Bankruptcy Terms: Summons, Complaint and Default Judgment

by Richard Fonfrias, J.D. Chicago's Financial Rescue & Bankruptcy Lawyer Fonfrias Law Group, LLC

Summons: If someone files a lawsuit against you, the summons is the written document that requires you to appear and defend or respond to the lawsuit before a specific date.

Complaint: The complaint is the text of the lawsuit itself. It identifies the jurisdiction of the court, states the reasons the plaintiff believes you owe him money, and asks the court to issue a judgment in the plaintiff's favor.

Default Judgment: If you do not appear or respond to the lawsuit, then the court assumes that the plaintiff's claims in the complaint are true and enters a judgment against you. It's called a default judgment because you did not respond to the lawsuit within the allowed time.

How a Lawsuit Begins: The lawsuit starts when the plaintiff files the complaint at the courthouse. The County Sheriff then sends someone to your home to hand to you - or anyone over 13 years of age - the summons and a copy of the complaint. When you receive these papers, the court has jurisdiction over you.

Now is the time to contact a lawyer to help you understand these documents and to defend you against the lawsuit. Your attorney will respond to these documents on your behalf by filing an appearance with the court. The appearance acknowledges your presence for the lawsuit, identifies the attorney who is representing you, and tells the court clerk's office where to send future notices.

When your lawyer files your appearance, he must pay the appearance fee. If you do not have the money to pay the fee, then your lawyer or you should go to the court clerk's office and ask how you can get the fee waived.

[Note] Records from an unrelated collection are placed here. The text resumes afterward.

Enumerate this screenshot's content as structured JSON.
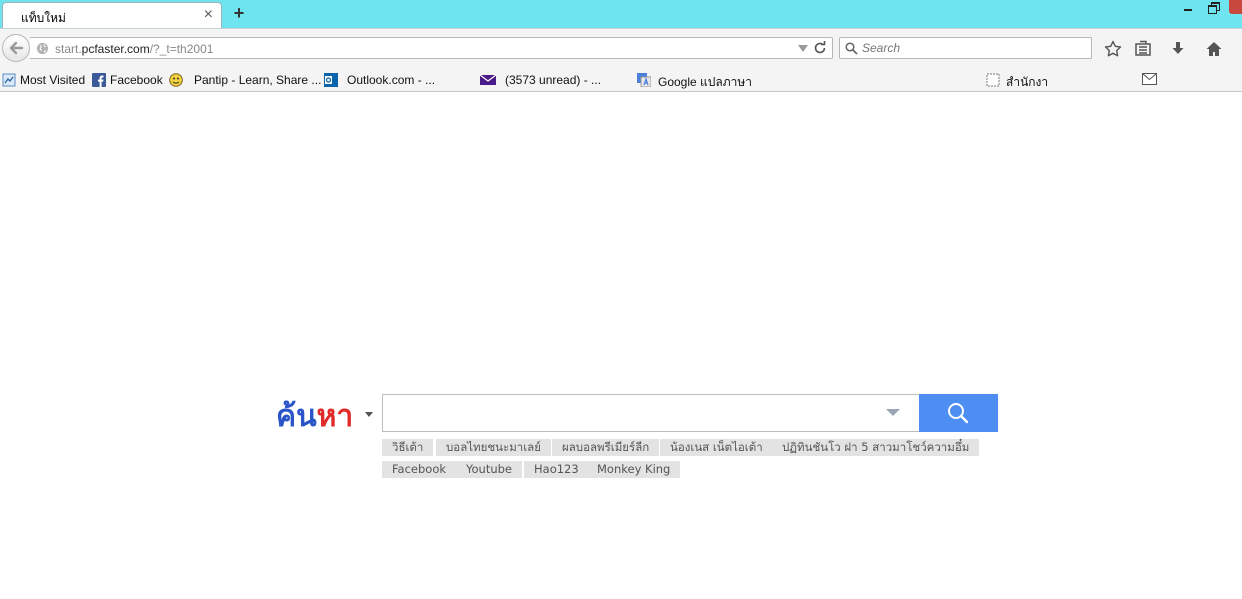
{
  "browser": {
    "tab_title": "แท็บใหม่",
    "tab_close": "×",
    "new_tab": "+",
    "url_prefix": "start.",
    "url_host": "pcfaster.com",
    "url_path": "/?_t=th2001",
    "search_placeholder": "Search"
  },
  "bookmarks": [
    {
      "label": "Most Visited",
      "icon": "most-visited-icon"
    },
    {
      "label": "Facebook",
      "icon": "facebook-icon"
    },
    {
      "label": "Pantip - Learn, Share ...",
      "icon": "pantip-icon"
    },
    {
      "label": "Outlook.com - ...",
      "icon": "outlook-icon"
    },
    {
      "label": "(3573 unread) - ...",
      "icon": "mail-icon"
    },
    {
      "label": "Google แปลภาษา",
      "icon": "translate-icon"
    },
    {
      "label": "สำนักงา",
      "icon": "page-icon"
    }
  ],
  "search": {
    "logo_part1": "ค้น",
    "logo_part2": "หา",
    "query": "",
    "suggestions": [
      "วิธีเต้า",
      "บอลไทยชนะมาเลย์",
      "ผลบอลพรีเมียร์ลีก",
      "น้องเนส เน็ตไอเต้า",
      "ปฏิทินชันโว ฝา 5 สาวมาโชว์ความอึ๋ม",
      "Facebook",
      "Youtube",
      "Hao123",
      "Monkey King"
    ]
  },
  "colors": {
    "titlebar": "#6ee4ee",
    "logo_blue": "#2a55c8",
    "logo_red": "#e02a2a",
    "search_button": "#4d8ef3"
  }
}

If you or your lawyer does not file your appearance by the deadline, usually 30 days, then the court may enter a default judgment against you.